Once you have created a filesystem you need to mount it before you can write files to it. The mount command is used to mount a filesystem and has the following syntax:

mount device mount_point

For example: mount /dev/sda2 /home

The mount point must be an existing directory on the system. The filesystem type can be manually specified using the –t switch but is detected automatically in most cases. In order to mount a filesystem automatically when the system boots up, you need to add an entry in the /etc/fstab file.

The following shows an example of the contents of the /etc/fstab file:

/dev/hda1 / ext3 defaults 1 1
/dev/hda2 /boot ext3 defaults 1 2
/dev/hda3 /home ext3 defaults 1 2
none /proc proc defaults 0 0
/dev/hda5 /tmp ext3 defaults 1 2
/dev/hda6 /var ext3 defaults 1 2

The first column states the name of the device containing the filesystem. The second column defines the mount point for the filesystem. The third column shows the filesystem type. The fourth column is used to define filesystem options. This is where you would flag a filesystem as read-only or enable disk quotas. The fifth column is used to flag whether the filesystem should be dumped in the event of a system crash. The last field determines the order in which the filesystems should be checked by fsck. A value of 1 is the highest priority. A value of 0 indicates that the filesystem will not be checked.

The umount command is similarly used to unmount a mounted filesystem (ex. umount /home). A list of filesystems that are currently mounted is maintained in the /etc/mtab file. This file is updated by the kernel and should never be directly edited.


Current related exam topics for the Linux+ exam:

DOMAIN 1.0 Installation

1.6 Partition according to pre-installation plan using fdisk (for example: /boot, /usr, /var, /home, swap, RAID/volume, hot-spare, lvm)

1.7 Configure file systems (for example: (ext2) or (ext3) or REISER)

DOMAIN 2.0 Management

2.1 Manage local storage devices and file systems (for example:: fsck, fdisk, mkfs) using CLI commands

2.2 Mount and unmount varied filesystems (for example: Samba, NFS) using CLI commands

DOMAIN 3.0 Configuration

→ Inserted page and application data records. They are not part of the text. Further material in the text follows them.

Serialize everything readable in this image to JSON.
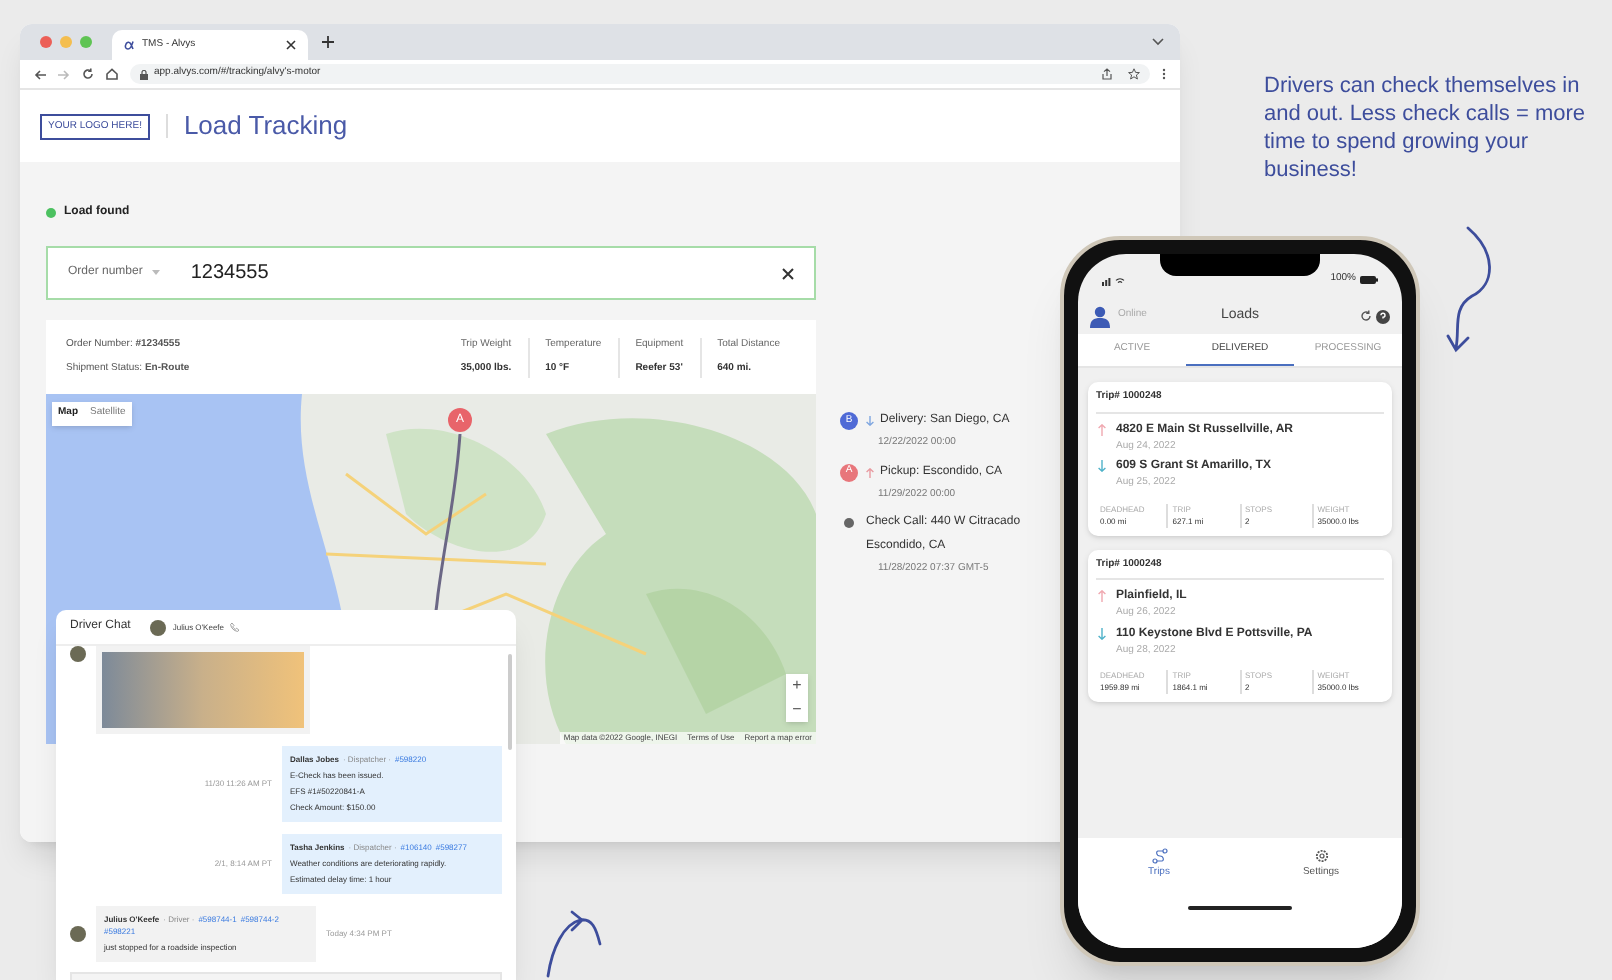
{
  "browser": {
    "tab_title": "TMS - Alvys",
    "url": "app.alvys.com/#/tracking/alvy's-motor"
  },
  "header": {
    "logo": "YOUR LOGO HERE!",
    "title": "Load Tracking"
  },
  "status": {
    "text": "Load found"
  },
  "search": {
    "label": "Order number",
    "value": "1234555"
  },
  "order": {
    "lines": [
      "Order Number: **#1234555**",
      "Shipment Status: **En-Route**"
    ],
    "stats": [
      {
        "label": "Trip Weight",
        "value": "35,000 lbs."
      },
      {
        "label": "Temperature",
        "value": "10 °F"
      },
      {
        "label": "Equipment",
        "value": "Reefer 53'"
      },
      {
        "label": "Total Distance",
        "value": "640 mi."
      }
    ]
  },
  "map": {
    "view_tabs": [
      {
        "label": "Map",
        "selected": true
      },
      {
        "label": "Satellite",
        "selected": false
      }
    ],
    "marker": "A",
    "zoom_controls": [
      "+",
      "−"
    ],
    "attribution": [
      "Map data ©2022 Google, INEGI",
      "Terms of Use",
      "Report a map error"
    ]
  },
  "timeline": [
    {
      "kind": "delivery",
      "badge": "B",
      "title": "Delivery: San Diego, CA",
      "time": "12/22/2022 00:00"
    },
    {
      "kind": "pickup",
      "badge": "A",
      "title": "Pickup: Escondido, CA",
      "time": "11/29/2022 00:00"
    },
    {
      "kind": "check_call",
      "title": "Check Call: 440 W Citracado",
      "subtitle": "Escondido, CA",
      "time": "11/28/2022 07:37 GMT-5"
    }
  ],
  "chat": {
    "title": "Driver Chat",
    "contact": "Julius O'Keefe",
    "messages": [
      {
        "kind": "photo",
        "outgoing": false
      },
      {
        "kind": "text",
        "outgoing": true,
        "author": "Dallas Jobes",
        "role": "· Dispatcher ·",
        "refs": [
          "#598220"
        ],
        "lines": [
          "E-Check has been issued.",
          "EFS #1#50220841-A",
          "Check Amount: $150.00"
        ],
        "time": "11/30 11:26 AM PT"
      },
      {
        "kind": "text",
        "outgoing": true,
        "author": "Tasha Jenkins",
        "role": "· Dispatcher ·",
        "refs": [
          "#106140",
          "#598277"
        ],
        "lines": [
          "Weather conditions are deteriorating rapidly.",
          "Estimated delay time: 1 hour"
        ],
        "time": "2/1, 8:14 AM PT"
      },
      {
        "kind": "text",
        "outgoing": false,
        "author": "Julius O'Keefe",
        "role": "· Driver ·",
        "refs": [
          "#598744-1",
          "#598744-2",
          "#598221"
        ],
        "lines": [
          "just stopped for a roadside inspection"
        ],
        "time": "Today 4:34 PM PT"
      }
    ]
  },
  "phone": {
    "battery": "100%",
    "presence": "Online",
    "title": "Loads",
    "tabs": [
      {
        "label": "ACTIVE",
        "selected": false
      },
      {
        "label": "DELIVERED",
        "selected": true
      },
      {
        "label": "PROCESSING",
        "selected": false
      }
    ],
    "trips": [
      {
        "title": "Trip# 1000248",
        "stops": [
          {
            "kind": "pickup",
            "address": "4820 E Main St Russellville, AR",
            "date": "Aug 24, 2022"
          },
          {
            "kind": "drop",
            "address": "609 S Grant St Amarillo, TX",
            "date": "Aug 25, 2022"
          }
        ],
        "stats": [
          {
            "label": "DEADHEAD",
            "value": "0.00 mi"
          },
          {
            "label": "TRIP",
            "value": "627.1 mi"
          },
          {
            "label": "STOPS",
            "value": "2"
          },
          {
            "label": "WEIGHT",
            "value": "35000.0 lbs"
          }
        ]
      },
      {
        "title": "Trip# 1000248",
        "stops": [
          {
            "kind": "pickup",
            "address": "Plainfield, IL",
            "date": "Aug 26, 2022"
          },
          {
            "kind": "drop",
            "address": "110 Keystone Blvd E Pottsville, PA",
            "date": "Aug 28, 2022"
          }
        ],
        "stats": [
          {
            "label": "DEADHEAD",
            "value": "1959.89 mi"
          },
          {
            "label": "TRIP",
            "value": "1864.1 mi"
          },
          {
            "label": "STOPS",
            "value": "2"
          },
          {
            "label": "WEIGHT",
            "value": "35000.0 lbs"
          }
        ]
      }
    ],
    "nav": [
      {
        "label": "Trips",
        "selected": true
      },
      {
        "label": "Settings",
        "selected": false
      }
    ]
  },
  "callout": "Drivers can check themselves in and out. Less check calls = more time to spend growing your business!"
}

3.5 Configure files that are used to mount drives or partitions (for example: fstab, mtab, SAMBA, nfs, syntax)


Date: May 24, 2005
Author: Drew Miller
Comptia A+ Network+ I-net+ Linux+ MCP